“Geographies of Resistance” – the Canadian Association of Geographers Annual Conference 2019
May 27 - May 31
At the limits of migrant justice, resistance, and solidarity
Session organisers: Leah Montange (University of Toronto) & Sarah M. Hughes (Durham University, UK).
Please see below for a CFP for the Canadian Association of Geographers annual conference in Winnipeg 27-29 May 2019.

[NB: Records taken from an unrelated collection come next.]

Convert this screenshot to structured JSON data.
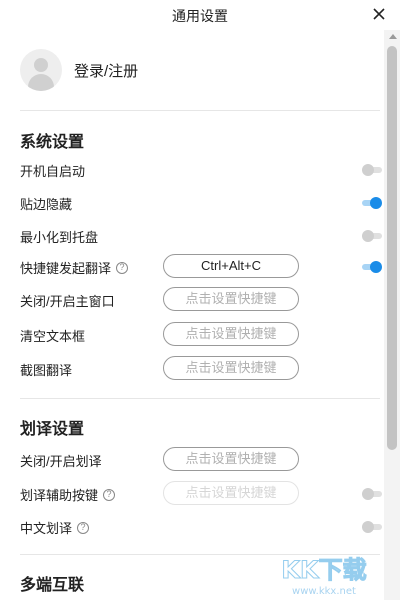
{
  "window": {
    "title": "通用设置"
  },
  "account": {
    "login_label": "登录/注册"
  },
  "system": {
    "title": "系统设置",
    "auto_start": {
      "label": "开机自启动",
      "enabled": false
    },
    "edge_hide": {
      "label": "贴边隐藏",
      "enabled": true
    },
    "minimize_tray": {
      "label": "最小化到托盘",
      "enabled": false
    },
    "shortcut_translate": {
      "label": "快捷键发起翻译",
      "shortcut": "Ctrl+Alt+C",
      "enabled": true
    },
    "toggle_main_window": {
      "label": "关闭/开启主窗口",
      "shortcut_placeholder": "点击设置快捷键"
    },
    "clear_textbox": {
      "label": "清空文本框",
      "shortcut_placeholder": "点击设置快捷键"
    },
    "screenshot_translate": {
      "label": "截图翻译",
      "shortcut_placeholder": "点击设置快捷键"
    }
  },
  "selection": {
    "title": "划译设置",
    "toggle_selection": {
      "label": "关闭/开启划译",
      "shortcut_placeholder": "点击设置快捷键"
    },
    "assist_key": {
      "label": "划译辅助按键",
      "shortcut_placeholder": "点击设置快捷键",
      "enabled": false
    },
    "chinese_selection": {
      "label": "中文划译",
      "enabled": false
    }
  },
  "multi_device": {
    "title": "多端互联"
  },
  "watermark": {
    "brand": "KK下载",
    "url": "www.kkx.net"
  },
  "colors": {
    "accent": "#1a8ce8",
    "divider": "#e6e6e6"
  }
}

The political acts, subjectivities, and contestations of migrating or border crossing people has become an increasingly pervasive theme within and beyond Political Geography. Scholars have attended to how migrants without formal citizenship are able to demand rights (see McNevin 2011; Sigvardsdotter 2013; Mountz et al. 2013); make their political voices heard through, for example, protests and the occupation of buildings (see Walters 2010; Nyers 2008); and enact themselves as citizens (see Isin and Nielsen 2008; Anderson et al. 2011). There is however, often a tension present in this literature concerning whether migrating people are enacting a form of citizenship and/or a mode of political subjectivity that is beyond or beside citizenship (see Squire 2015; Erensu 2016). Further, literatures from ethnic and migration studies offer yet another frame for interpreting the ways that border crossing people interact with power structures that seek to shape, their geographic mobilities (see Menjívar 2006; Chauvin and Garcés-Mascreñas 2014). This literature especially attends to how various forms of legality, illegality, and racialization (also varied) impact upon the way people are read, and the hierarchization of life chances. One key focus here has been migrant peoples’ navigation of legal (and illegal) violence and the negotiation of racial regimes (see Menjívar and Abrego 2012; Ybarra 2018).

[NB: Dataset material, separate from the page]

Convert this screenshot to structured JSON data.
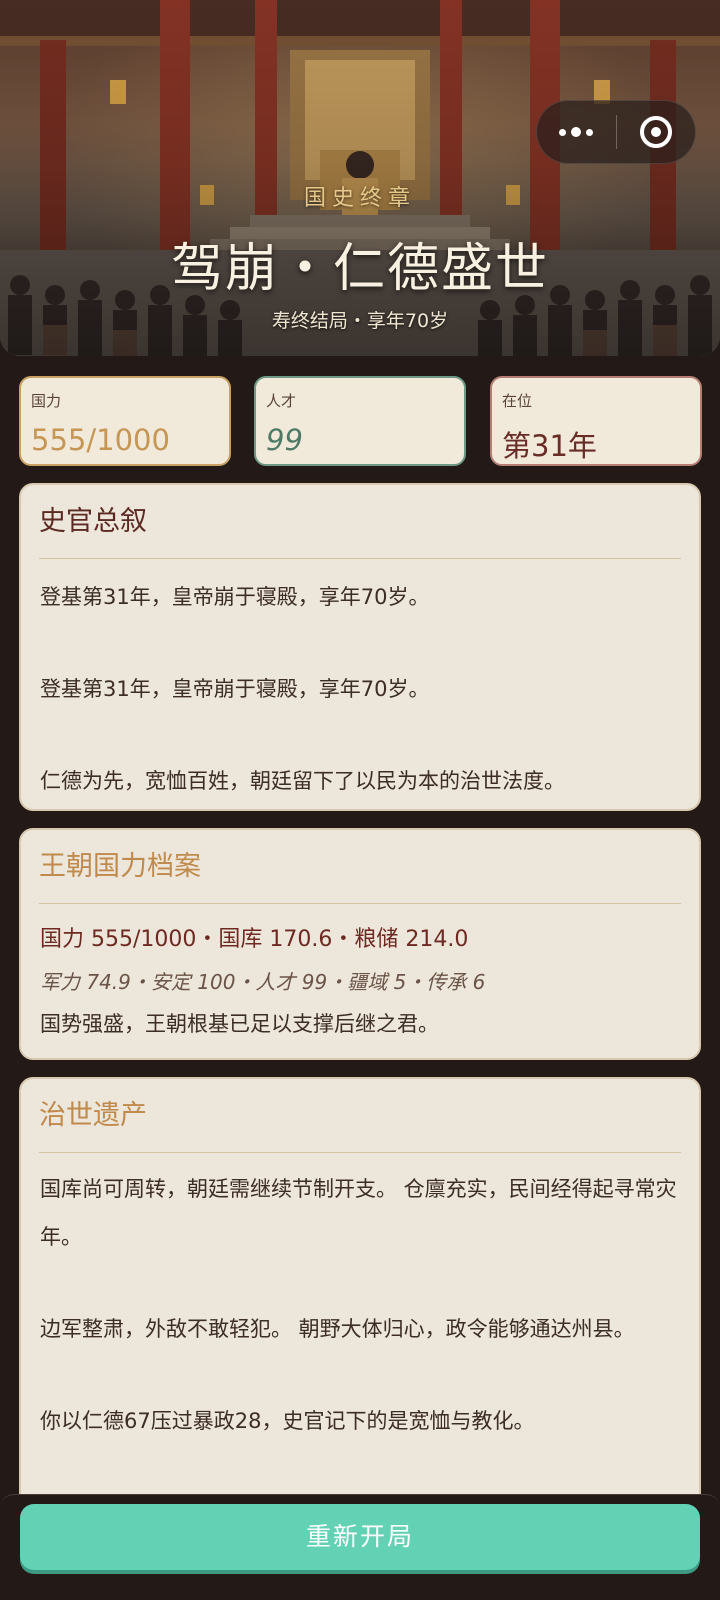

These frameworks for reading the politics of migrant and border crossing life give us an angle and language for understanding the politics of migration and border crossing activity. We ask in this session what do such terms as ‘acts’, ‘justice’, ‘resistance’ or ‘solidarity’ do in our research? What might be the limits of these categories? And what might be the political implications of deploying them? Our session therefore seeks to critically engage with these debates around the politics of migration, through empirically based geographical research. We are particularly interested in work that:
-topically ranges anywhere from collective struggles of border crossing or migrating people to everyday practices of navigating state violence
-addresses strategies around and navigations of border enforcement, and the relationship of these strategies with what comes to be termed ‘resistance’
-addresses contexts within and beyond the Global North
-considers border crossers’ or migrants’ oppressions and obstacles alongside those of marginalized or racialized citizens
– problematizes an emphasis on migrants’ resistance and agency, or that challenges the romanticization of experiences that are precarious
– considers the weight of retaliation and risk in the actions and resistance of border crossers or migrants
– considers solidarity or allyship (including the limits of solidarity or allyship) on the part of citizens
Please send abstracts of no more than 250 words to Leah Montange () and Sarah M. Hughes ( ) by the 9thth February 2019.